Four Ways to Develop Your Main Character
Say you're reading a novel. The prose is phenomenal. It's full of amazing descriptions, immersing you into each and every setting. The plot is tightly-written and well-thought out. But you're just not invested in the main character, so you put the book down.
Say you're watching a movie. The acting is some of the best you've ever seen. The cinematography is gorgeous. The special effects and action choreography are top-notch. But you could care less about the main character, so you turn it off.
Characters are the most important element of any story. No matter how great a writer you are or how fresh your concepts are, none of it matters if the readers aren't on board with the primary character. Relating to a character and going on a journey with them is what will keep readers and viewers invested.
Here are four ways to make sure your main character is well-developed throughout a story.
1) Give them a strong desire that drives the story
Readers or viewers immediately connect with a character that has a clear and virtuous goal, especially when that character is willing to face any trials and tribulations to reach it.
Everyone has goals in life, and everyone has something that has kept them from reaching it. This is why people gravitate toward a protagonist who has their own limitations, but is willing to go all-out to achieve their goal. Because not only does it make them relatable, but it empowers the reader to work harder toward their own desires.
Any character that can motivate a reader to achieve their dreams is a character that people are going to love.
2) Have them go through a transformation
Author Ted Dekker defines story as "a series of events that happens to worthy characters who change as a result of those events." It's a simplistic yet very accurate description of what readers want.
Rocky Balboa went from being a nobody living in the slums to the heavyweight champ. Luke Skywalker was a lonely farm boy who became a Jedi master and savior of the galaxy. Some of the most iconic protagonists of all time are average people doing extraordinary things. This is another element of story that empowers and motivates people, as it makes them think, "If they can do it, I can too.”
Whether it's a gradual change throughout the story or a sudden epiphany, the main character's transformation should be evident. It can happen internally or externally, but as I've stated in other articles, a good character should always be pushed to their limits. Transformation doesn't happen without tribulation.
3) Create a Character Fact Spreadsheet
A character should be distinct, memorable, and feel real. An important way to accomplish this is to know every detail about them, and not just the basic stuff like physical features and occupation. What is their favorite food? Shows or books? What kind of car do they drive and why? Where did they go to school, and what subject was their favorite?

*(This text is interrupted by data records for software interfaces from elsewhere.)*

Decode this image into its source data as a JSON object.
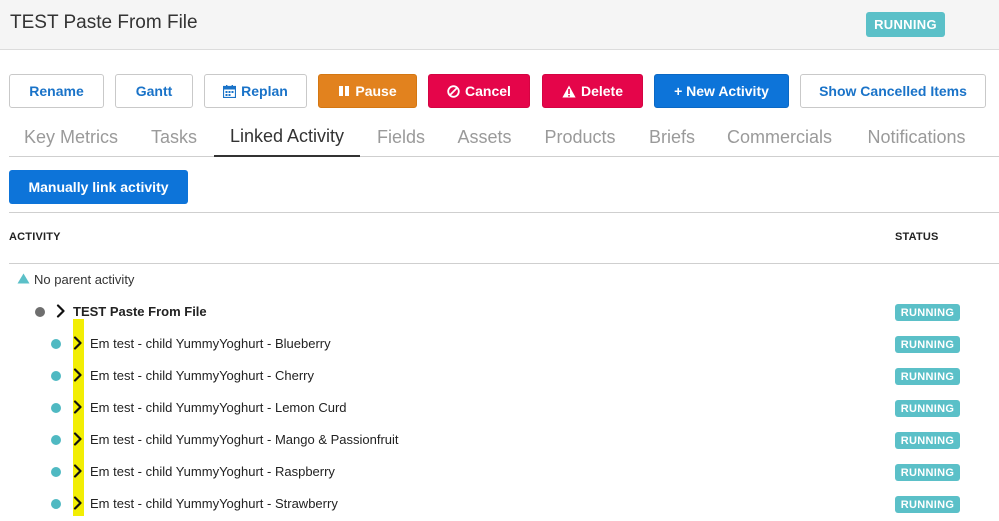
{
  "header": {
    "title": "TEST Paste From File",
    "status": "RUNNING"
  },
  "toolbar": {
    "rename": "Rename",
    "gantt": "Gantt",
    "replan": "Replan",
    "pause": "Pause",
    "cancel": "Cancel",
    "delete": "Delete",
    "new_activity": "+ New Activity",
    "show_cancelled": "Show Cancelled Items"
  },
  "tabs": [
    "Key Metrics",
    "Tasks",
    "Linked Activity",
    "Fields",
    "Assets",
    "Products",
    "Briefs",
    "Commercials",
    "Notifications"
  ],
  "active_tab": "Linked Activity",
  "linked": {
    "manual_link_label": "Manually link activity",
    "col_activity": "ACTIVITY",
    "col_status": "STATUS",
    "no_parent": "No parent activity",
    "parent": {
      "name": "TEST Paste From File",
      "status": "RUNNING"
    },
    "children": [
      {
        "name": "Em test - child YummyYoghurt - Blueberry",
        "status": "RUNNING"
      },
      {
        "name": "Em test - child YummyYoghurt - Cherry",
        "status": "RUNNING"
      },
      {
        "name": "Em test - child YummyYoghurt - Lemon Curd",
        "status": "RUNNING"
      },
      {
        "name": "Em test - child YummyYoghurt - Mango & Passionfruit",
        "status": "RUNNING"
      },
      {
        "name": "Em test - child YummyYoghurt - Raspberry",
        "status": "RUNNING"
      },
      {
        "name": "Em test - child YummyYoghurt - Strawberry",
        "status": "RUNNING"
      }
    ]
  },
  "colors": {
    "accent_blue": "#0d74d9",
    "pause_orange": "#e2821e",
    "danger_red": "#e5054a",
    "status_teal": "#5bc0c8",
    "highlight_yellow": "#f2ee04"
  },
  "icons": {
    "replan": "calendar-icon",
    "pause": "pause-icon",
    "cancel": "ban-icon",
    "delete": "warning-icon",
    "no_parent": "triangle-up-icon",
    "expand": "chevron-right-icon"
  }
}
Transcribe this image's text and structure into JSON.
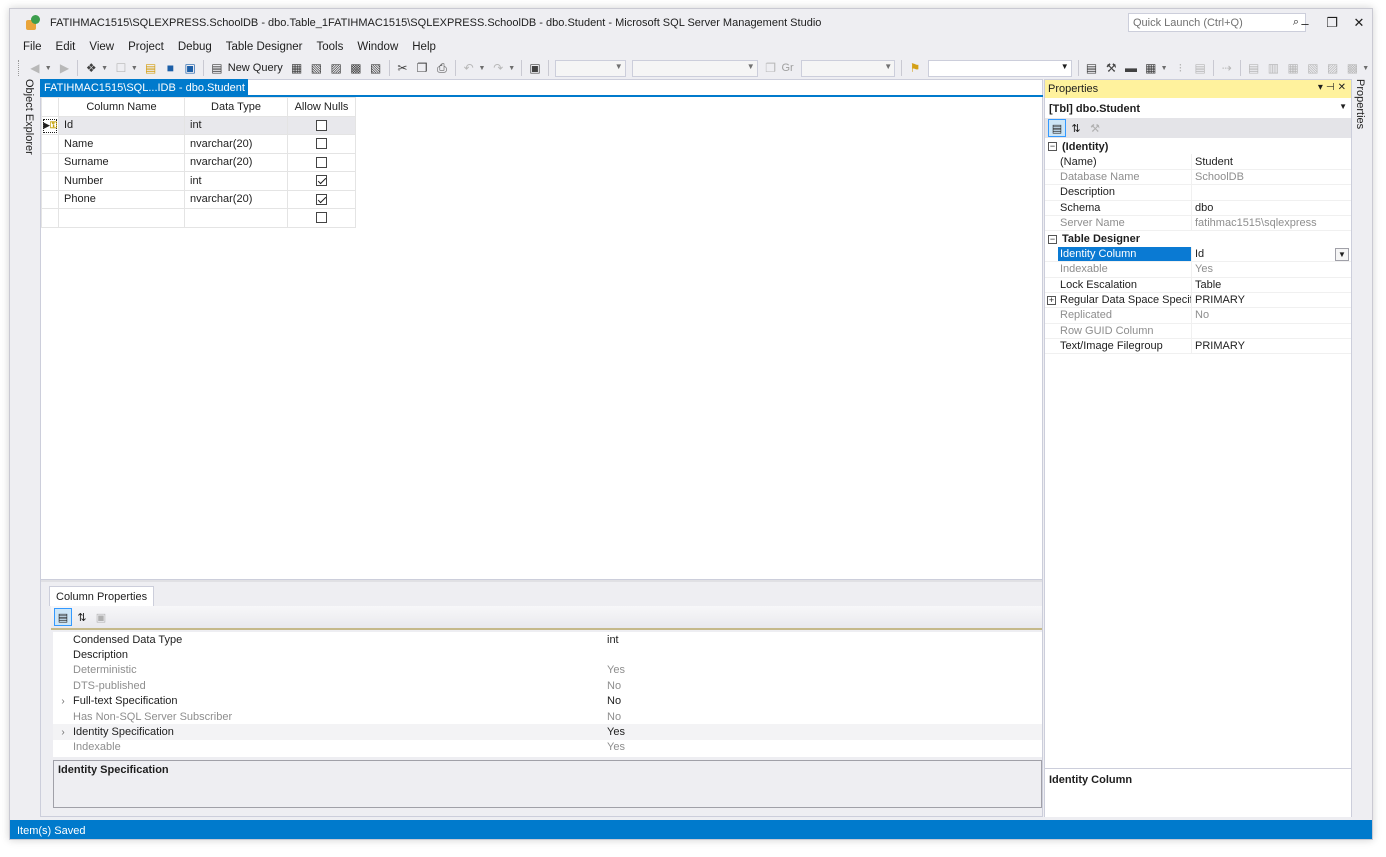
{
  "window": {
    "title": "FATIHMAC1515\\SQLEXPRESS.SchoolDB - dbo.Table_1FATIHMAC1515\\SQLEXPRESS.SchoolDB - dbo.Student - Microsoft SQL Server Management Studio",
    "quick_launch_placeholder": "Quick Launch (Ctrl+Q)"
  },
  "menu": [
    "File",
    "Edit",
    "View",
    "Project",
    "Debug",
    "Table Designer",
    "Tools",
    "Window",
    "Help"
  ],
  "toolbar": {
    "new_query_label": "New Query",
    "combo_text": "Gr"
  },
  "side_tabs": {
    "left": "Object Explorer",
    "right": "Properties"
  },
  "document_tab": {
    "label": "FATIHMAC1515\\SQL...IDB - dbo.Student"
  },
  "table_designer": {
    "headers": [
      "Column Name",
      "Data Type",
      "Allow Nulls"
    ],
    "rows": [
      {
        "name": "Id",
        "type": "int",
        "allow_nulls": false,
        "primary_key": true
      },
      {
        "name": "Name",
        "type": "nvarchar(20)",
        "allow_nulls": false
      },
      {
        "name": "Surname",
        "type": "nvarchar(20)",
        "allow_nulls": false
      },
      {
        "name": "Number",
        "type": "int",
        "allow_nulls": true
      },
      {
        "name": "Phone",
        "type": "nvarchar(20)",
        "allow_nulls": true
      },
      {
        "name": "",
        "type": "",
        "allow_nulls": false
      }
    ]
  },
  "column_properties": {
    "tab_label": "Column Properties",
    "rows": [
      {
        "name": "Condensed Data Type",
        "value": "int",
        "dim": false,
        "expandable": false
      },
      {
        "name": "Description",
        "value": "",
        "dim": false,
        "expandable": false
      },
      {
        "name": "Deterministic",
        "value": "Yes",
        "dim": true,
        "expandable": false
      },
      {
        "name": "DTS-published",
        "value": "No",
        "dim": true,
        "expandable": false
      },
      {
        "name": "Full-text Specification",
        "value": "No",
        "dim": false,
        "expandable": true
      },
      {
        "name": "Has Non-SQL Server Subscriber",
        "value": "No",
        "dim": true,
        "expandable": false
      },
      {
        "name": "Identity Specification",
        "value": "Yes",
        "dim": false,
        "expandable": true,
        "highlight": true
      },
      {
        "name": "Indexable",
        "value": "Yes",
        "dim": true,
        "expandable": false
      }
    ],
    "description_title": "Identity Specification"
  },
  "properties_panel": {
    "title": "Properties",
    "object": "[Tbl] dbo.Student",
    "categories": [
      {
        "name": "(Identity)",
        "rows": [
          {
            "name": "(Name)",
            "value": "Student",
            "dim": false
          },
          {
            "name": "Database Name",
            "value": "SchoolDB",
            "dim": true
          },
          {
            "name": "Description",
            "value": "",
            "dim": false
          },
          {
            "name": "Schema",
            "value": "dbo",
            "dim": false
          },
          {
            "name": "Server Name",
            "value": "fatihmac1515\\sqlexpress",
            "dim": true
          }
        ]
      },
      {
        "name": "Table Designer",
        "rows": [
          {
            "name": "Identity Column",
            "value": "Id",
            "dim": false,
            "selected": true
          },
          {
            "name": "Indexable",
            "value": "Yes",
            "dim": true
          },
          {
            "name": "Lock Escalation",
            "value": "Table",
            "dim": false
          },
          {
            "name": "Regular Data Space Specification",
            "value": "PRIMARY",
            "dim": false,
            "expandable": true
          },
          {
            "name": "Replicated",
            "value": "No",
            "dim": true
          },
          {
            "name": "Row GUID Column",
            "value": "",
            "dim": true
          },
          {
            "name": "Text/Image Filegroup",
            "value": "PRIMARY",
            "dim": false
          }
        ]
      }
    ],
    "description_title": "Identity Column"
  },
  "status_bar": {
    "text": "Item(s) Saved"
  },
  "colors": {
    "accent": "#007acc",
    "properties_header": "#fff29d",
    "selection": "#0a7ad3"
  }
}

Do they have any allergies? Is there a word or phrase they tend to use a lot?
Think about a close friend or family member, and think of all the random details, quirks, and facts you know about them. This is the level of knowledge you should have about your character, as it will make them feel more real and relatable.
Creating a spreadsheet that outlines these details will make writing your character feel easy and natural. There are plenty of random character attributes that may not make it into the story, but the more you know your character, the more likable and relatable they will be to both you and your readers or viewers.
4) Write a short story or film about them
Before writing a novel or movie screenplay, sometimes it is helpful to write a smaller story to get to know your character better. Think of it as a trial run before the main story, where you can learn more about your character's background, desires, relationships, and how they react to certain situations.
When writing a novel or screenplay, it's easy to focus solely on furthering the plot while forgetting to develop the characters. Writing a short story can allow you to get comfortable with a character to the point where, instead of having to constantly ask yourself how they will they respond to a plot development, you will naturally know.
You can then use elements and excerpts from the short story and include them in your novel or screenplay. This can be a technique to have a solid backstory in place for your main character before you even start your bigger story.